* Task description: Return every record below exactly as written, but leave out the pictures.

* Records for processing:

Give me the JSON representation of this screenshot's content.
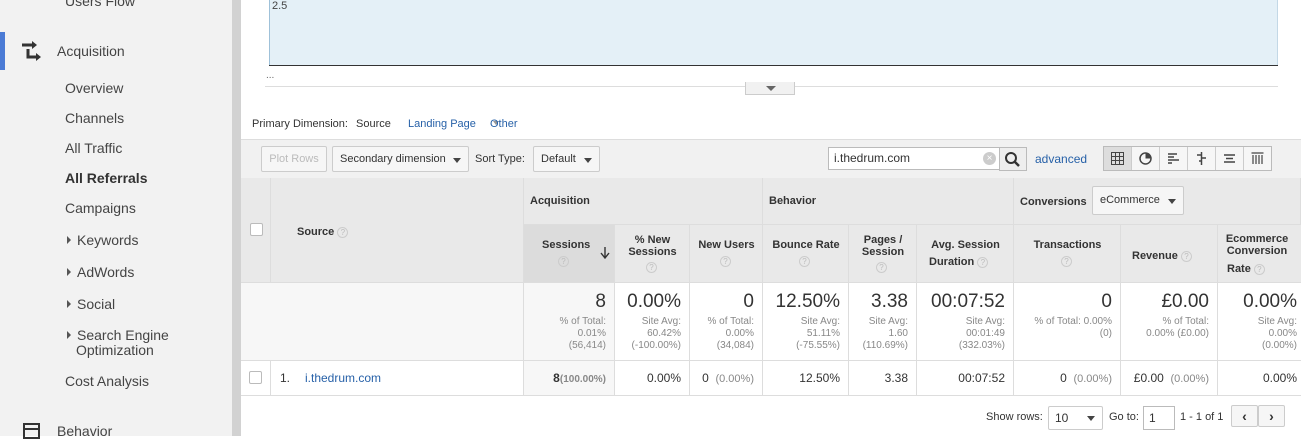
{
  "sidebar": {
    "users_flow": "Users Flow",
    "acquisition": "Acquisition",
    "items": [
      "Overview",
      "Channels",
      "All Traffic",
      "All Referrals",
      "Campaigns"
    ],
    "expandable": [
      "Keywords",
      "AdWords",
      "Social"
    ],
    "seo_line1": "Search Engine",
    "seo_line2": "Optimization",
    "cost": "Cost Analysis",
    "behavior": "Behavior",
    "active_item": "All Referrals"
  },
  "chart": {
    "y_tick": "2.5",
    "ellipsis": "..."
  },
  "primary_dimension": {
    "label": "Primary Dimension:",
    "active": "Source",
    "landing": "Landing Page",
    "other": "Other"
  },
  "toolbar": {
    "plot_rows": "Plot Rows",
    "secondary_dimension": "Secondary dimension",
    "sort_type_label": "Sort Type:",
    "sort_type": "Default",
    "search_value": "i.thedrum.com",
    "advanced": "advanced"
  },
  "table": {
    "source_header": "Source",
    "group_acquisition": "Acquisition",
    "group_behavior": "Behavior",
    "group_conversions": "Conversions",
    "conversions_select": "eCommerce",
    "cols": {
      "sessions": "Sessions",
      "new_sessions_1": "% New",
      "new_sessions_2": "Sessions",
      "new_users": "New Users",
      "bounce": "Bounce Rate",
      "pages_1": "Pages /",
      "pages_2": "Session",
      "avg_1": "Avg. Session",
      "avg_2": "Duration",
      "transactions": "Transactions",
      "revenue": "Revenue",
      "ecr_1": "Ecommerce",
      "ecr_2": "Conversion",
      "ecr_3": "Rate"
    },
    "totals": {
      "sessions": "8",
      "sessions_s1": "% of Total:",
      "sessions_s2": "0.01%",
      "sessions_s3": "(56,414)",
      "new_sessions": "0.00%",
      "new_sessions_s1": "Site Avg:",
      "new_sessions_s2": "60.42%",
      "new_sessions_s3": "(-100.00%)",
      "new_users": "0",
      "new_users_s1": "% of Total:",
      "new_users_s2": "0.00%",
      "new_users_s3": "(34,084)",
      "bounce": "12.50%",
      "bounce_s1": "Site Avg:",
      "bounce_s2": "51.11%",
      "bounce_s3": "(-75.55%)",
      "pages": "3.38",
      "pages_s1": "Site Avg:",
      "pages_s2": "1.60",
      "pages_s3": "(110.69%)",
      "avg": "00:07:52",
      "avg_s1": "Site Avg:",
      "avg_s2": "00:01:49",
      "avg_s3": "(332.03%)",
      "transactions": "0",
      "transactions_s1": "% of Total: 0.00%",
      "transactions_s2": "(0)",
      "revenue": "£0.00",
      "revenue_s1": "% of Total:",
      "revenue_s2": "0.00% (£0.00)",
      "ecr": "0.00%",
      "ecr_s1": "Site Avg:",
      "ecr_s2": "0.00%",
      "ecr_s3": "(0.00%)"
    },
    "row": {
      "index": "1.",
      "source": "i.thedrum.com",
      "sessions": "8",
      "sessions_pct": "(100.00%)",
      "new_sessions": "0.00%",
      "new_users": "0",
      "new_users_pct": "(0.00%)",
      "bounce": "12.50%",
      "pages": "3.38",
      "avg": "00:07:52",
      "transactions": "0",
      "transactions_pct": "(0.00%)",
      "revenue": "£0.00",
      "revenue_pct": "(0.00%)",
      "ecr": "0.00%"
    }
  },
  "pager": {
    "show_rows_label": "Show rows:",
    "show_rows": "10",
    "goto_label": "Go to:",
    "goto_value": "1",
    "range": "1 - 1 of 1"
  }
}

* Finished exercise:
Give me the JSON representation of this screenshot's content.
{
  "sidebar": {
    "users_flow": "Users Flow",
    "acquisition": "Acquisition",
    "items": [
      "Overview",
      "Channels",
      "All Traffic",
      "All Referrals",
      "Campaigns"
    ],
    "expandable": [
      "Keywords",
      "AdWords",
      "Social"
    ],
    "seo_line1": "Search Engine",
    "seo_line2": "Optimization",
    "cost": "Cost Analysis",
    "behavior": "Behavior",
    "active_item": "All Referrals"
  },
  "chart": {
    "y_tick": "2.5",
    "ellipsis": "..."
  },
  "primary_dimension": {
    "label": "Primary Dimension:",
    "active": "Source",
    "landing": "Landing Page",
    "other": "Other"
  },
  "toolbar": {
    "plot_rows": "Plot Rows",
    "secondary_dimension": "Secondary dimension",
    "sort_type_label": "Sort Type:",
    "sort_type": "Default",
    "search_value": "i.thedrum.com",
    "advanced": "advanced"
  },
  "table": {
    "source_header": "Source",
    "group_acquisition": "Acquisition",
    "group_behavior": "Behavior",
    "group_conversions": "Conversions",
    "conversions_select": "eCommerce",
    "cols": {
      "sessions": "Sessions",
      "new_sessions_1": "% New",
      "new_sessions_2": "Sessions",
      "new_users": "New Users",
      "bounce": "Bounce Rate",
      "pages_1": "Pages /",
      "pages_2": "Session",
      "avg_1": "Avg. Session",
      "avg_2": "Duration",
      "transactions": "Transactions",
      "revenue": "Revenue",
      "ecr_1": "Ecommerce",
      "ecr_2": "Conversion",
      "ecr_3": "Rate"
    },
    "totals": {
      "sessions": "8",
      "sessions_s1": "% of Total:",
      "sessions_s2": "0.01%",
      "sessions_s3": "(56,414)",
      "new_sessions": "0.00%",
      "new_sessions_s1": "Site Avg:",
      "new_sessions_s2": "60.42%",
      "new_sessions_s3": "(-100.00%)",
      "new_users": "0",
      "new_users_s1": "% of Total:",
      "new_users_s2": "0.00%",
      "new_users_s3": "(34,084)",
      "bounce": "12.50%",
      "bounce_s1": "Site Avg:",
      "bounce_s2": "51.11%",
      "bounce_s3": "(-75.55%)",
      "pages": "3.38",
      "pages_s1": "Site Avg:",
      "pages_s2": "1.60",
      "pages_s3": "(110.69%)",
      "avg": "00:07:52",
      "avg_s1": "Site Avg:",
      "avg_s2": "00:01:49",
      "avg_s3": "(332.03%)",
      "transactions": "0",
      "transactions_s1": "% of Total: 0.00%",
      "transactions_s2": "(0)",
      "revenue": "£0.00",
      "revenue_s1": "% of Total:",
      "revenue_s2": "0.00% (£0.00)",
      "ecr": "0.00%",
      "ecr_s1": "Site Avg:",
      "ecr_s2": "0.00%",
      "ecr_s3": "(0.00%)"
    },
    "row": {
      "index": "1.",
      "source": "i.thedrum.com",
      "sessions": "8",
      "sessions_pct": "(100.00%)",
      "new_sessions": "0.00%",
      "new_users": "0",
      "new_users_pct": "(0.00%)",
      "bounce": "12.50%",
      "pages": "3.38",
      "avg": "00:07:52",
      "transactions": "0",
      "transactions_pct": "(0.00%)",
      "revenue": "£0.00",
      "revenue_pct": "(0.00%)",
      "ecr": "0.00%"
    }
  },
  "pager": {
    "show_rows_label": "Show rows:",
    "show_rows": "10",
    "goto_label": "Go to:",
    "goto_value": "1",
    "range": "1 - 1 of 1"
  }
}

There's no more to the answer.